[Data extracted from a collection]
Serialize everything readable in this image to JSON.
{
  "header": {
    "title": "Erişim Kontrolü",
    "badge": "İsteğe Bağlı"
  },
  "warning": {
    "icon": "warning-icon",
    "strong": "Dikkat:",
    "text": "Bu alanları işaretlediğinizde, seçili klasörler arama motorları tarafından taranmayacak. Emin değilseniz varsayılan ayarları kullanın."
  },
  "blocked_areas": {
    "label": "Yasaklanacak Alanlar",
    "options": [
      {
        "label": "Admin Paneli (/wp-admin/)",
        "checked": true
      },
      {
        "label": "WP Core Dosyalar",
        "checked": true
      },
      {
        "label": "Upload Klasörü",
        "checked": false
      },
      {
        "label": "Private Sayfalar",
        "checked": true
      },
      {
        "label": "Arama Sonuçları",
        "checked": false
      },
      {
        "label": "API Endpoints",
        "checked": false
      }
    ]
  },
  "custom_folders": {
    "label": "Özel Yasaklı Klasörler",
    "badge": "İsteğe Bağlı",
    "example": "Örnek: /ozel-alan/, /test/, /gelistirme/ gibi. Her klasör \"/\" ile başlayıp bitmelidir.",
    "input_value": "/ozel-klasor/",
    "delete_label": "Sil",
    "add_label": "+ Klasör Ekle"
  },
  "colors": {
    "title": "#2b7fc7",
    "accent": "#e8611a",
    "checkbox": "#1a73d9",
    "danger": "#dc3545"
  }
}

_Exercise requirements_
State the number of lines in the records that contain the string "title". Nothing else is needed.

_Exercise result_
2